1Laboratory of Molecular Neuroscience, Kerman Neuroscience Research Center (KNRC), Kerman University of Medical Sciences, Kerman, Iran
2Department of Biology, Faculty of Sciences, Shahid Bahonar University of Kerman, Kerman, Iran
3MSc in Physiology, Laboratory of Molecular Neuroscience, Kerman Neuroscience Research Center (KNRC), Kerman University of Medical Sciences, Kerman, Iran
4BA Student in Physical Education, Department of Physical Education, Faculty of Physical Education and Sport Sciences, Shahid Bahonar University of Kerman, Kerman, Iran

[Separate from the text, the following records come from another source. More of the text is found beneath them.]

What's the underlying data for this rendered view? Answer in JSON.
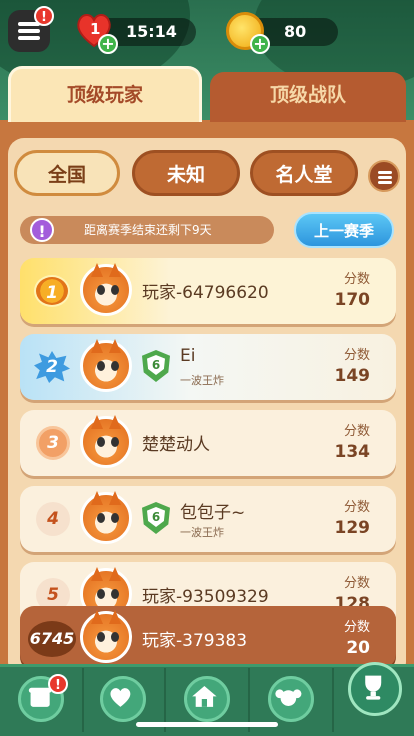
{
  "header": {
    "lives": "1",
    "timer": "15:14",
    "coins": "80",
    "menu_badge": "!",
    "plus": "+"
  },
  "tabs": [
    {
      "label": "顶级玩家",
      "selected": true
    },
    {
      "label": "顶级战队",
      "selected": false
    }
  ],
  "filters": [
    {
      "label": "全国",
      "selected": true
    },
    {
      "label": "未知",
      "selected": false
    },
    {
      "label": "名人堂",
      "selected": false
    }
  ],
  "notice": {
    "icon": "!",
    "text": "距离赛季结束还剩下9天",
    "prev_season": "上一赛季"
  },
  "score_label": "分数",
  "rows": [
    {
      "rank": "1",
      "name": "玩家-64796620",
      "team": "",
      "team_badge": "",
      "score": "170"
    },
    {
      "rank": "2",
      "name": "Ei",
      "team": "一波王炸",
      "team_badge": "6",
      "score": "149"
    },
    {
      "rank": "3",
      "name": "楚楚动人",
      "team": "",
      "team_badge": "",
      "score": "134"
    },
    {
      "rank": "4",
      "name": "包包子~",
      "team": "一波王炸",
      "team_badge": "6",
      "score": "129"
    },
    {
      "rank": "5",
      "name": "玩家-93509329",
      "team": "",
      "team_badge": "",
      "score": "128"
    }
  ],
  "me": {
    "rank": "6745",
    "name": "玩家-379383",
    "score": "20"
  },
  "bottom_nav": {
    "badge": "!",
    "items": [
      "shop-icon",
      "heart-icon",
      "home-icon",
      "team-icon",
      "trophy-icon"
    ],
    "selected": "trophy-icon"
  }
}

Previous studies in humans and animals have reported that nicotine administration decreases body weight and caloric intake. Opiate and cigarette have been used concomitantly as drug abuse. The aim of the present study was, therefore, to analyze the effect of chronic co-administration of nicotine and morphine on food intake, body weight and on some feeding-associated peptides. All experiments were carried out on male Wistar rats. Animals were randomly assigned to the free-fed and pair-fed control groups, nicotine- and morphine-treated and nicotine plus morphine groups. Morphine sulfate (20 mg/kg for 14 days s.c.) and nicotine (4 mg/kg for 14 days i.p.) were injected to the rats. The serum levels of leptin and neuropeptide Y (NPY) were measured by enzyme immunosorbant assay and radioimmunoassay, respectively. The results showed that nicotine had a greater suppressing effect on total food intake than morphine alone or nicotine plus morphine. Furthermore, chronic injection of nicotine significantly decreased body weight as compared with before injection, while body weight changes were not observed in morphine-treated rats. The mean body weight in the morphine-treated rats was lower than that in the free-fed control animals. The serum level of NPY was decreased just in the nicotine-injected group. A significant decrease in leptin levels was observed in the drug treated and pair-fed groups. In conclusion, morphine modulates the decreasing effect of nicotine on food intake, and it seems that the mechanism underlying the attenuating effects of morphine on the nicotine effects involves mediation, at least in part, by preventing the effect of nicotine on NPY levels.